> Data shown
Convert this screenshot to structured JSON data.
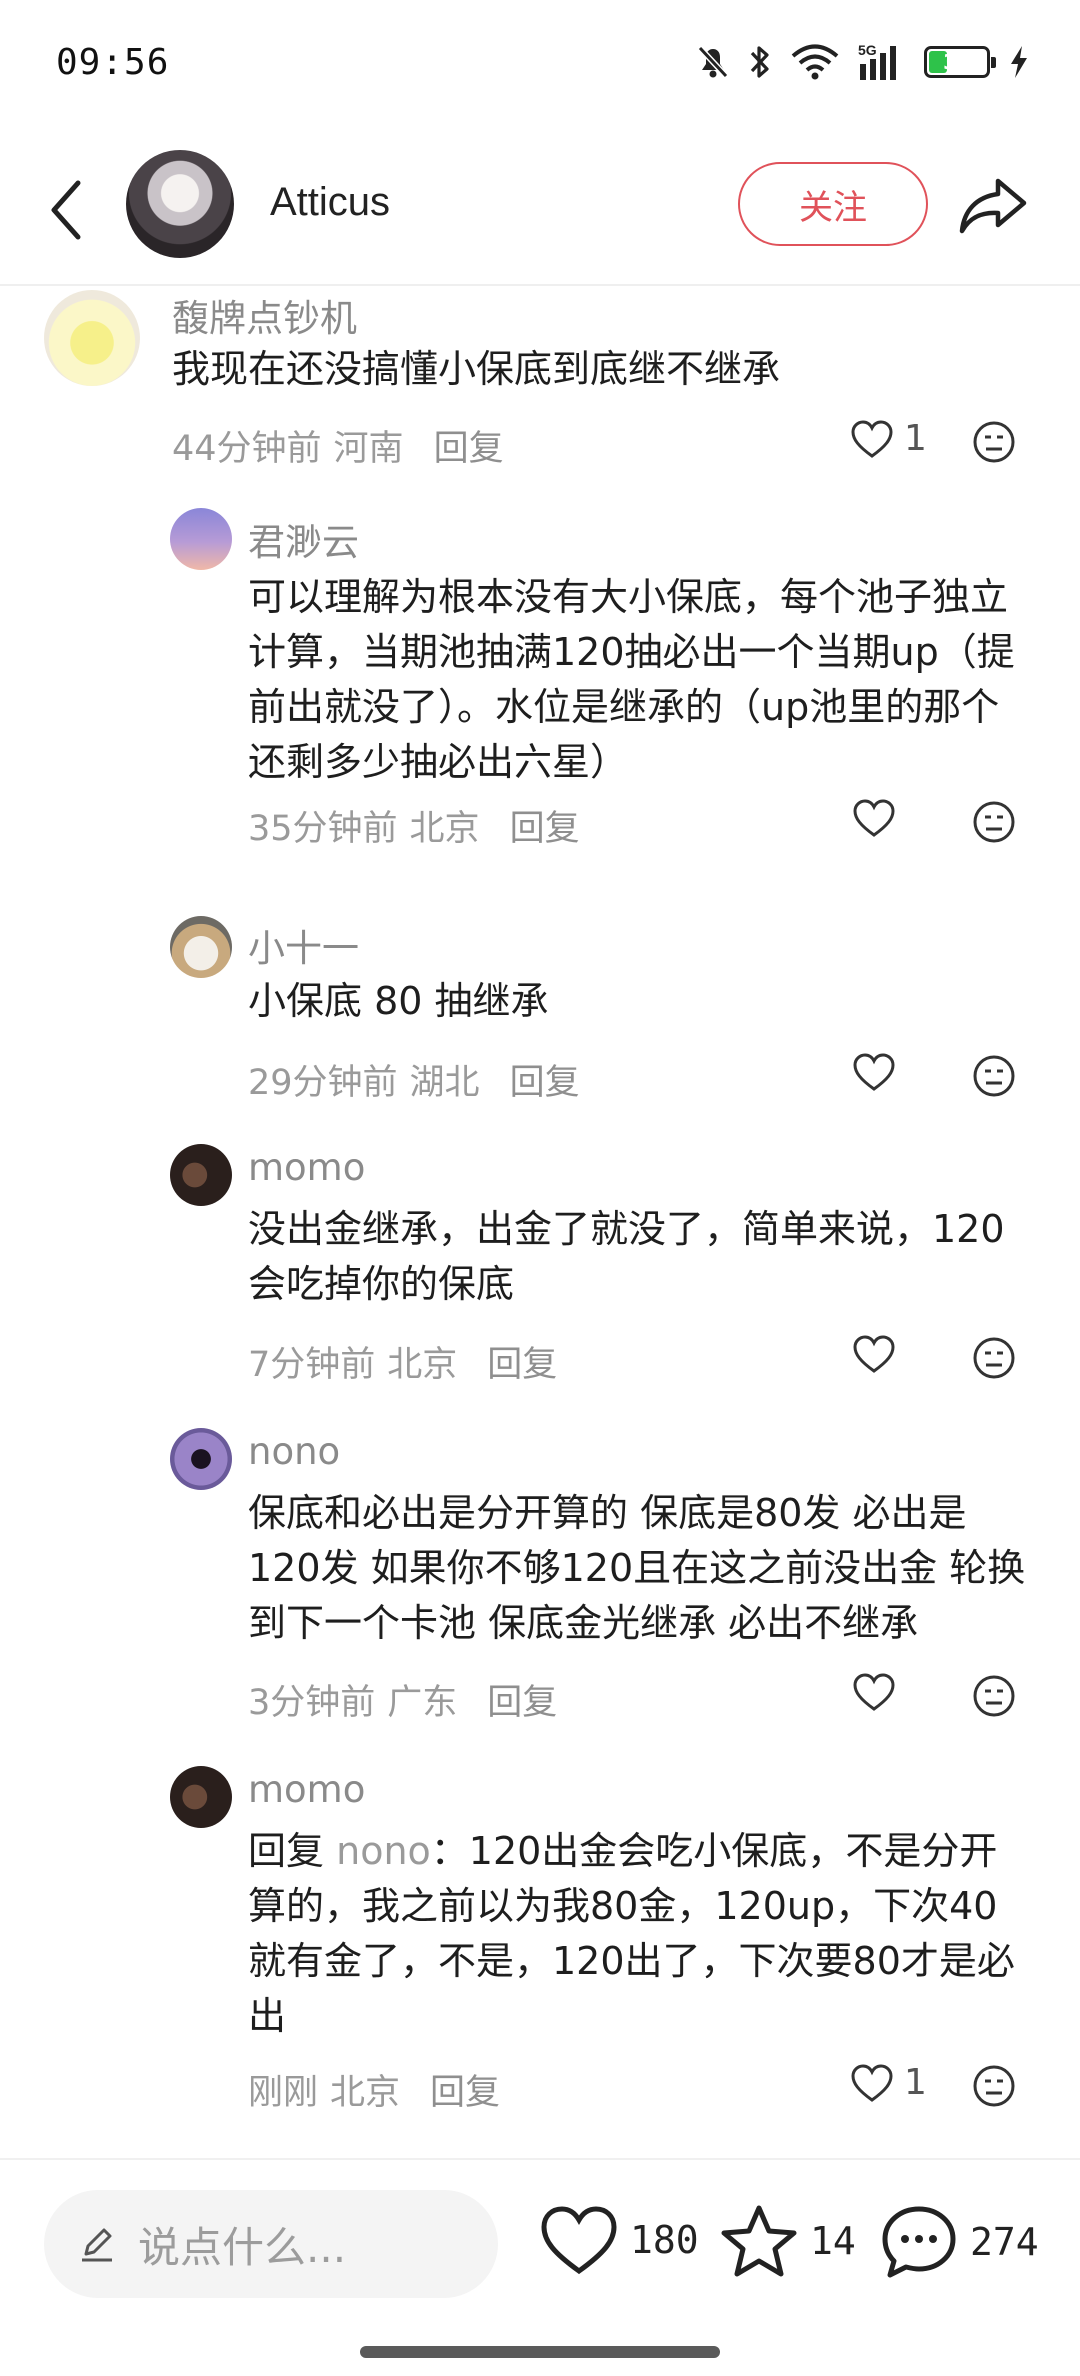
{
  "status_bar": {
    "time": "09:56",
    "battery_level": "37",
    "network": "5G",
    "icons": [
      "mute-icon",
      "bluetooth-icon",
      "wifi-icon",
      "cellular-5g-icon",
      "battery-icon",
      "charging-icon"
    ],
    "battery_color": "#2ec24a"
  },
  "header": {
    "name": "Atticus",
    "follow_label": "关注",
    "accent_color": "#e0525a"
  },
  "comments": [
    {
      "name": "馥牌点钞机",
      "text": "我现在还没搞懂小保底到底继不继承",
      "time": "44分钟前",
      "location": "河南",
      "reply_label": "回复",
      "likes": "1"
    },
    {
      "name": "君渺云",
      "text": "可以理解为根本没有大小保底，每个池子独立计算，当期池抽满120抽必出一个当期up（提前出就没了）。水位是继承的（up池里的那个还剩多少抽必出六星）",
      "time": "35分钟前",
      "location": "北京",
      "reply_label": "回复",
      "likes": ""
    },
    {
      "name": "小十一",
      "text": "小保底 80 抽继承",
      "time": "29分钟前",
      "location": "湖北",
      "reply_label": "回复",
      "likes": ""
    },
    {
      "name": "momo",
      "text": "没出金继承，出金了就没了，简单来说，120会吃掉你的保底",
      "time": "7分钟前",
      "location": "北京",
      "reply_label": "回复",
      "likes": ""
    },
    {
      "name": "nono",
      "text": "保底和必出是分开算的 保底是80发 必出是120发 如果你不够120且在这之前没出金 轮换到下一个卡池 保底金光继承 必出不继承",
      "time": "3分钟前",
      "location": "广东",
      "reply_label": "回复",
      "likes": ""
    },
    {
      "name": "momo",
      "reply_prefix": "回复",
      "reply_to": "nono",
      "text": "：120出金会吃小保底，不是分开算的，我之前以为我80金，120up，下次40就有金了，不是，120出了，下次要80才是必出",
      "time": "刚刚",
      "location": "北京",
      "reply_label": "回复",
      "likes": "1"
    }
  ],
  "bottom_bar": {
    "input_placeholder": "说点什么...",
    "likes": "180",
    "favorites": "14",
    "comments": "274"
  }
}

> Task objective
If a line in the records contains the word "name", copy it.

> Written solution
    "name": "Atticus",
      "name": "馥牌点钞机",
      "name": "君渺云",
      "name": "小十一",
      "name": "momo",
      "name": "nono",
      "name": "momo",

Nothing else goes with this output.